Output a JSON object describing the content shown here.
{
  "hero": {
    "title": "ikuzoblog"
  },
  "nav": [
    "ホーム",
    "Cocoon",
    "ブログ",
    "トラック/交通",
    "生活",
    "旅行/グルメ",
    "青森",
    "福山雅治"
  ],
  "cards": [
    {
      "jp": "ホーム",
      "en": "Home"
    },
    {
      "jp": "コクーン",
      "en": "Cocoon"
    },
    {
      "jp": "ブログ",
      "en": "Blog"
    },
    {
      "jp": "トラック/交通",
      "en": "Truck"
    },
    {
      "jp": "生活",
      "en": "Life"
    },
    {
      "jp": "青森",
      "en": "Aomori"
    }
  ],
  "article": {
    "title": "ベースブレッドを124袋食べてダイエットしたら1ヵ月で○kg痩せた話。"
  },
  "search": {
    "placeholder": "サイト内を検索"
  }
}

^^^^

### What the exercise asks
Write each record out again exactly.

### Solution below
Output a JSON object describing the content shown here.
{
  "hero": {
    "title": "ikuzoblog"
  },
  "nav": [
    "ホーム",
    "Cocoon",
    "ブログ",
    "トラック/交通",
    "生活",
    "旅行/グルメ",
    "青森",
    "福山雅治"
  ],
  "cards": [
    {
      "jp": "ホーム",
      "en": "Home"
    },
    {
      "jp": "コクーン",
      "en": "Cocoon"
    },
    {
      "jp": "ブログ",
      "en": "Blog"
    },
    {
      "jp": "トラック/交通",
      "en": "Truck"
    },
    {
      "jp": "生活",
      "en": "Life"
    },
    {
      "jp": "青森",
      "en": "Aomori"
    }
  ],
  "article": {
    "title": "ベースブレッドを124袋食べてダイエットしたら1ヵ月で○kg痩せた話。"
  },
  "search": {
    "placeholder": "サイト内を検索"
  }
}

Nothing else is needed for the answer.